The story is loosely based on Gaston Leroux's novel, but more closely matches the 1925 Rupert Julian film. The opera house is said to be haunted, but it is not until the "opera ghost" takes special notice of a dancer called upon to sing the lead, Christine Daae, does he really make his presence known. He demands that she sing, and when she doesn't, he plays some horrible tricks, such as hanging a stagehand and sending that chandelier down (a stunning end to Act I).
Christine is torn between the dark romance of the Phantom, who takes her down into his underground lair, and sings her the best song of the show, "Music of the Night." But she's got a regular boyfriend, Raul, who points out that he's just a man and that he's not exactly mentally healthy. In the end, the Phantom kidnaps her, but is rescued by Raul, but he is not caught, setting us up for a sequel.
The spectacle is what works in the productions. The revolving sets are amazing, and the costumes grand. The key performances are great, too.
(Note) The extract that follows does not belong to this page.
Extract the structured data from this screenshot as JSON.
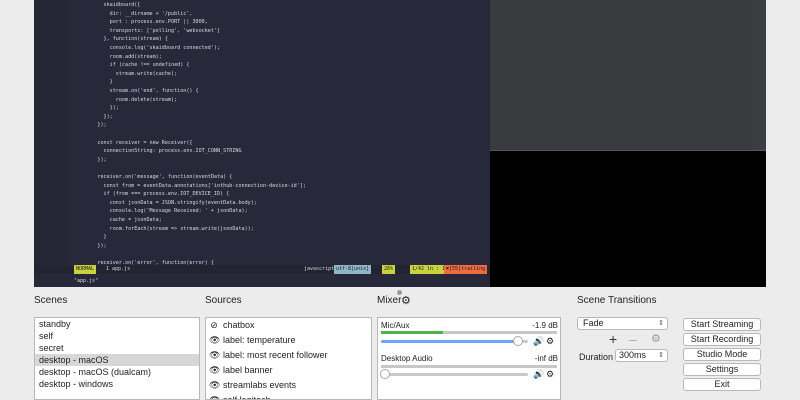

They must be operatic singers, and Derrick Davis as the Phantom and Katie Travis as Christine are first rate (I much preferred her to Sarah Brightman in the original cast). What doesn't work, especially when you're in the nosebleed seats, is what the Phantom looks like without his mask.
I'm on the fence as to whether The Phantom of the Opera, with music by Andrew Lloyd Webber and lyrics by Charles Hart, is a great musical. Webber, one of the most successful composers for the stage ever, has an ability to create themes that won't let you go, and "Music of the Night," like "Memory" and "I Don't Know How to Love Him," are songs that will last forever. But I can't help but feel that the whole thing is too much kitsch, and there's a patina of commercialism over it. I imagine it's kept running for nearly thirty years because it's ideal for tourists, like visiting the Hard Rock Cafe. It might night not be great, but it's worth doing, even if so you can say you've done it.